▶ [Dataset records]:
+ + + +

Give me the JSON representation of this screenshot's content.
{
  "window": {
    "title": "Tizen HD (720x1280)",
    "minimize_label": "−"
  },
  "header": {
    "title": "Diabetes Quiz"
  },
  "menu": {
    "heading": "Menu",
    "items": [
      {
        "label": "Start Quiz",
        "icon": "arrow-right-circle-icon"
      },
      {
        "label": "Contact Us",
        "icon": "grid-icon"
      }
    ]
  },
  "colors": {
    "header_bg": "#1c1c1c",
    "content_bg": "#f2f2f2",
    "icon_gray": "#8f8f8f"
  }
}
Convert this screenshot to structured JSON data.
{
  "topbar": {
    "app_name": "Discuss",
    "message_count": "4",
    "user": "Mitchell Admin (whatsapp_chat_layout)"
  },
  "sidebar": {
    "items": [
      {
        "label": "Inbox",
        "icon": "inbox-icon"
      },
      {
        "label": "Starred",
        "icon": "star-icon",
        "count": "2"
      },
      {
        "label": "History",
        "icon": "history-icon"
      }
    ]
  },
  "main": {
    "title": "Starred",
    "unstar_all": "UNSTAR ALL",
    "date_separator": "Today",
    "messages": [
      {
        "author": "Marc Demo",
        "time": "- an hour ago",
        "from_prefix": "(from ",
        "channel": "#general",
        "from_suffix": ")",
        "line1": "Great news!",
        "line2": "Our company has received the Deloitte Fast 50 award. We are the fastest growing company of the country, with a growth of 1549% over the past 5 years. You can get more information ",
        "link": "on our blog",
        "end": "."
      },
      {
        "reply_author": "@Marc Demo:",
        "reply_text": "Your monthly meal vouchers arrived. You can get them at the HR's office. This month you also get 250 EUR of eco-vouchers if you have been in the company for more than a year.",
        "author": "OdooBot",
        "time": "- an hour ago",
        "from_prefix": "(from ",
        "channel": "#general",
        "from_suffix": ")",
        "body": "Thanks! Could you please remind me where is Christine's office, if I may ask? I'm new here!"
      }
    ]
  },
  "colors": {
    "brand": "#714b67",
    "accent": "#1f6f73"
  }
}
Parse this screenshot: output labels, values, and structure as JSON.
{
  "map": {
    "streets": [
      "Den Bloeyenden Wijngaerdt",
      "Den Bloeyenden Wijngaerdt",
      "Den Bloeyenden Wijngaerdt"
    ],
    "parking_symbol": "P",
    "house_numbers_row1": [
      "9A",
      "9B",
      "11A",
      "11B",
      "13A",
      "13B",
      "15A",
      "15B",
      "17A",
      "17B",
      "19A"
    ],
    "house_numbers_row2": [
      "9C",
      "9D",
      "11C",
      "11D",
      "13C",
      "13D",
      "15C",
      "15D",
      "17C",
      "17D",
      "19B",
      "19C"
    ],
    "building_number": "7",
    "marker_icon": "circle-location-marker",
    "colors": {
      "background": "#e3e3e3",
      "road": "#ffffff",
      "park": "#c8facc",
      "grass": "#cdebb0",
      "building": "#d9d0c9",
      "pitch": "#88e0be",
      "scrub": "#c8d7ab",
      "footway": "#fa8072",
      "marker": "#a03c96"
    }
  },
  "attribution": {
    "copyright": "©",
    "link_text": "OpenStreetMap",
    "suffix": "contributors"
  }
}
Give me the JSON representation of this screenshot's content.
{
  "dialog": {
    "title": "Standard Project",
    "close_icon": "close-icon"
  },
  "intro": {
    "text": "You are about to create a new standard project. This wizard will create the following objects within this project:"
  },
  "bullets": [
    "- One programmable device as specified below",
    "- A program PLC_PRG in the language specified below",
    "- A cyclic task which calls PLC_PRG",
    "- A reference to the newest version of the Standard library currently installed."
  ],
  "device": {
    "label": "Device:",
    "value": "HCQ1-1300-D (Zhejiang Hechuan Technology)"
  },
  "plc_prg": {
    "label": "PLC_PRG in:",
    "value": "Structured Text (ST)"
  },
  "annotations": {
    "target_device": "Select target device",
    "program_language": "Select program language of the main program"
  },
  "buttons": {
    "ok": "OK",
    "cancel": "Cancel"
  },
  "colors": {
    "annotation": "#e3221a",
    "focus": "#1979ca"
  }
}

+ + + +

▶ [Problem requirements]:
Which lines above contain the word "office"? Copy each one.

▶ [Solved problem]:
        "reply_text": "Your monthly meal vouchers arrived. You can get them at the HR's office. This month you also get 250 EUR of eco-vouchers if you have been in the company for more than a year.",
        "body": "Thanks! Could you please remind me where is Christine's office, if I may ask? I'm new here!"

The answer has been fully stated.